The ongoing WGA and SAG-AFTRA strikes in Hollywood are taking a toll on the financial health of major players in the industry.
Warner Bros. Discovery, led by David Zaslav, has revealed that the ongoing strikes in Hollywood are likely to harm the company’s earnings in 2023.
According to a recent SEC filing (as per Variety), WBD anticipates a negative impact ranging from $300 million to $500 million. This is expected to result in lower adjusted earnings for the full year, projected to be between $10.5 billion and $11 billion.

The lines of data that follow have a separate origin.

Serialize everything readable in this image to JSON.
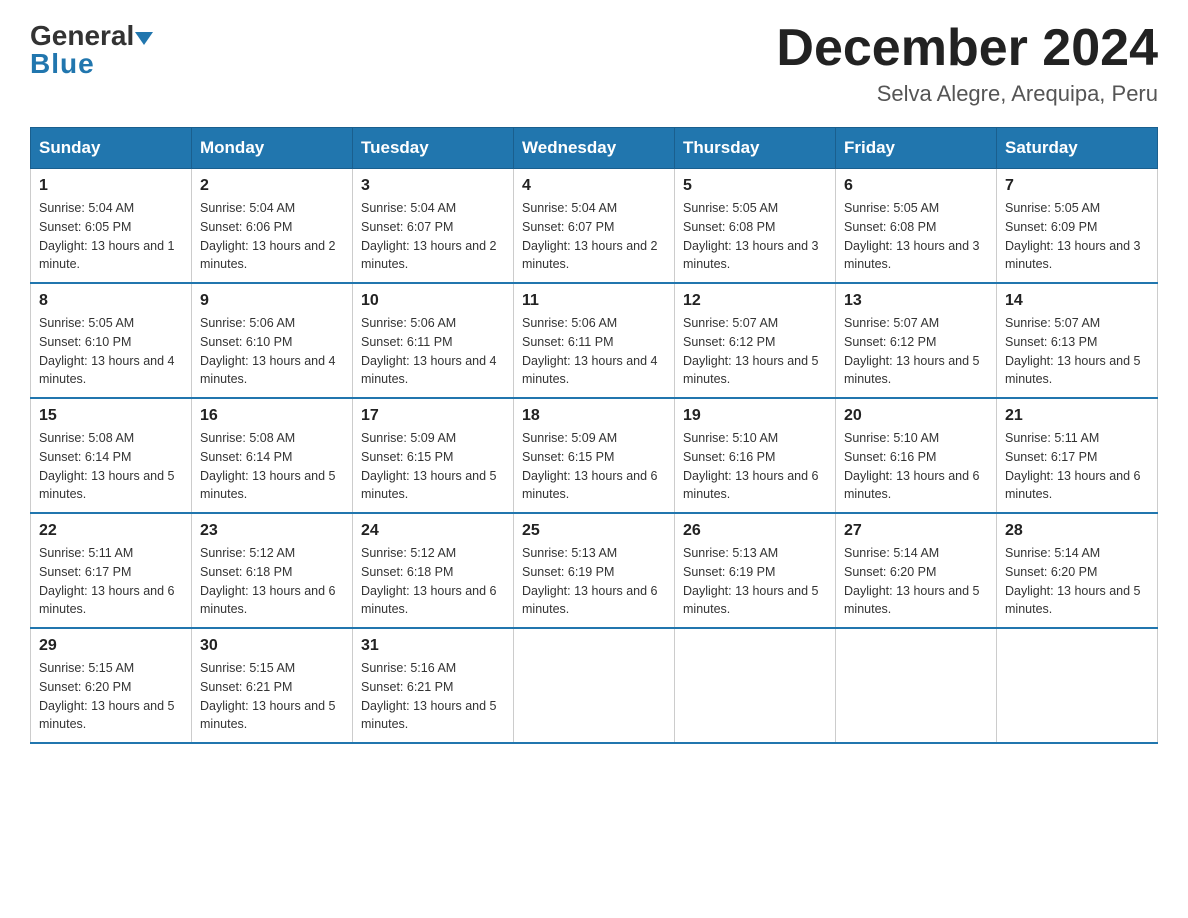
{
  "logo": {
    "general": "General",
    "arrow": "▶",
    "blue": "Blue"
  },
  "header": {
    "title": "December 2024",
    "location": "Selva Alegre, Arequipa, Peru"
  },
  "days_of_week": [
    "Sunday",
    "Monday",
    "Tuesday",
    "Wednesday",
    "Thursday",
    "Friday",
    "Saturday"
  ],
  "weeks": [
    [
      {
        "day": "1",
        "sunrise": "5:04 AM",
        "sunset": "6:05 PM",
        "daylight": "13 hours and 1 minute."
      },
      {
        "day": "2",
        "sunrise": "5:04 AM",
        "sunset": "6:06 PM",
        "daylight": "13 hours and 2 minutes."
      },
      {
        "day": "3",
        "sunrise": "5:04 AM",
        "sunset": "6:07 PM",
        "daylight": "13 hours and 2 minutes."
      },
      {
        "day": "4",
        "sunrise": "5:04 AM",
        "sunset": "6:07 PM",
        "daylight": "13 hours and 2 minutes."
      },
      {
        "day": "5",
        "sunrise": "5:05 AM",
        "sunset": "6:08 PM",
        "daylight": "13 hours and 3 minutes."
      },
      {
        "day": "6",
        "sunrise": "5:05 AM",
        "sunset": "6:08 PM",
        "daylight": "13 hours and 3 minutes."
      },
      {
        "day": "7",
        "sunrise": "5:05 AM",
        "sunset": "6:09 PM",
        "daylight": "13 hours and 3 minutes."
      }
    ],
    [
      {
        "day": "8",
        "sunrise": "5:05 AM",
        "sunset": "6:10 PM",
        "daylight": "13 hours and 4 minutes."
      },
      {
        "day": "9",
        "sunrise": "5:06 AM",
        "sunset": "6:10 PM",
        "daylight": "13 hours and 4 minutes."
      },
      {
        "day": "10",
        "sunrise": "5:06 AM",
        "sunset": "6:11 PM",
        "daylight": "13 hours and 4 minutes."
      },
      {
        "day": "11",
        "sunrise": "5:06 AM",
        "sunset": "6:11 PM",
        "daylight": "13 hours and 4 minutes."
      },
      {
        "day": "12",
        "sunrise": "5:07 AM",
        "sunset": "6:12 PM",
        "daylight": "13 hours and 5 minutes."
      },
      {
        "day": "13",
        "sunrise": "5:07 AM",
        "sunset": "6:12 PM",
        "daylight": "13 hours and 5 minutes."
      },
      {
        "day": "14",
        "sunrise": "5:07 AM",
        "sunset": "6:13 PM",
        "daylight": "13 hours and 5 minutes."
      }
    ],
    [
      {
        "day": "15",
        "sunrise": "5:08 AM",
        "sunset": "6:14 PM",
        "daylight": "13 hours and 5 minutes."
      },
      {
        "day": "16",
        "sunrise": "5:08 AM",
        "sunset": "6:14 PM",
        "daylight": "13 hours and 5 minutes."
      },
      {
        "day": "17",
        "sunrise": "5:09 AM",
        "sunset": "6:15 PM",
        "daylight": "13 hours and 5 minutes."
      },
      {
        "day": "18",
        "sunrise": "5:09 AM",
        "sunset": "6:15 PM",
        "daylight": "13 hours and 6 minutes."
      },
      {
        "day": "19",
        "sunrise": "5:10 AM",
        "sunset": "6:16 PM",
        "daylight": "13 hours and 6 minutes."
      },
      {
        "day": "20",
        "sunrise": "5:10 AM",
        "sunset": "6:16 PM",
        "daylight": "13 hours and 6 minutes."
      },
      {
        "day": "21",
        "sunrise": "5:11 AM",
        "sunset": "6:17 PM",
        "daylight": "13 hours and 6 minutes."
      }
    ],
    [
      {
        "day": "22",
        "sunrise": "5:11 AM",
        "sunset": "6:17 PM",
        "daylight": "13 hours and 6 minutes."
      },
      {
        "day": "23",
        "sunrise": "5:12 AM",
        "sunset": "6:18 PM",
        "daylight": "13 hours and 6 minutes."
      },
      {
        "day": "24",
        "sunrise": "5:12 AM",
        "sunset": "6:18 PM",
        "daylight": "13 hours and 6 minutes."
      },
      {
        "day": "25",
        "sunrise": "5:13 AM",
        "sunset": "6:19 PM",
        "daylight": "13 hours and 6 minutes."
      },
      {
        "day": "26",
        "sunrise": "5:13 AM",
        "sunset": "6:19 PM",
        "daylight": "13 hours and 5 minutes."
      },
      {
        "day": "27",
        "sunrise": "5:14 AM",
        "sunset": "6:20 PM",
        "daylight": "13 hours and 5 minutes."
      },
      {
        "day": "28",
        "sunrise": "5:14 AM",
        "sunset": "6:20 PM",
        "daylight": "13 hours and 5 minutes."
      }
    ],
    [
      {
        "day": "29",
        "sunrise": "5:15 AM",
        "sunset": "6:20 PM",
        "daylight": "13 hours and 5 minutes."
      },
      {
        "day": "30",
        "sunrise": "5:15 AM",
        "sunset": "6:21 PM",
        "daylight": "13 hours and 5 minutes."
      },
      {
        "day": "31",
        "sunrise": "5:16 AM",
        "sunset": "6:21 PM",
        "daylight": "13 hours and 5 minutes."
      },
      null,
      null,
      null,
      null
    ]
  ],
  "labels": {
    "sunrise": "Sunrise:",
    "sunset": "Sunset:",
    "daylight": "Daylight:"
  }
}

The cause of this financial hit is the ongoing work stoppages by the Writers Guild of America (WGA) and the Screen Actors Guild-American Federation of Television and Radio Artists (SAG-AFTRA).

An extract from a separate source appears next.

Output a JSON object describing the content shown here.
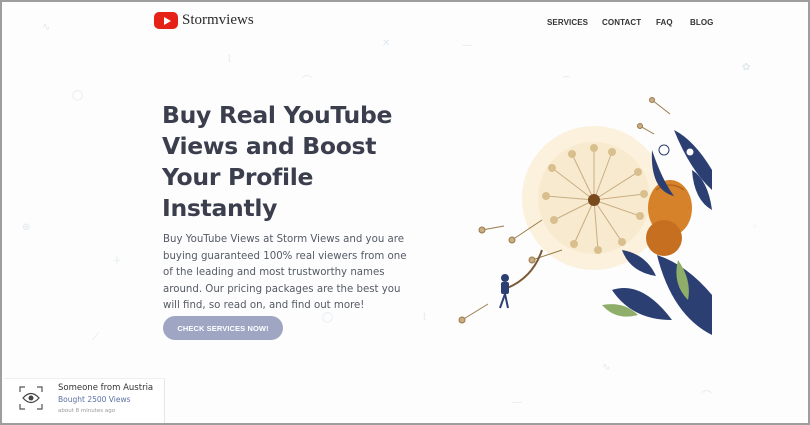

The Writers Guild of America, representing over 11,000 writers in the film and television industry, began their strike on May 2.
SAG-AFTRA, representing approximately 160,000 actors, joined the strike alongside the writers on July 14.
Unfortunately, there hasn’t been much progress in negotiations between the two sides since the strikes began.
Warner Bros. Discovery Hopeful WGA/SAG-AFTRA Strikes Will End Soon
Warner Bros. Discovery (WBD) has expressed optimism about the resolution of the strikes in the near future, although they have not specified a particular timeframe for when the strikes might come to an end.
In its SEC filing, the company said:
“While WBD is hopeful that these strikes will be resolved soon, it cannot predict when the strikes will ultimately end. With both guilds still on strike today, the company now assumes the financial impact to WBD of these strikes will persist through the end of 2023.”
The company has revised 2023 guidance which had previously assumed that the strikes would be resolved by early September, as mentioned during the second-quarter earnings conference call.
Zaslev-led company further said in its regulatory filing:
“WBD continues to prioritize and work diligently with other industry leadership to resolve the current WGA and SAG-AFTRA strikes in a manner that is fair and values the important work of, and partnership with, the writers and actors,”
Zaslav has been involved in talks with the striking Writers Guild of America union, which has been on strike for over 100 days. He’s also been in discussions with the actors’ union, which started its strike in July.
These strikes have halted Hollywood production, affecting companies like Warner Bros. Discovery, which owns TV and movie studios, as well as a significant number of pay TV networks.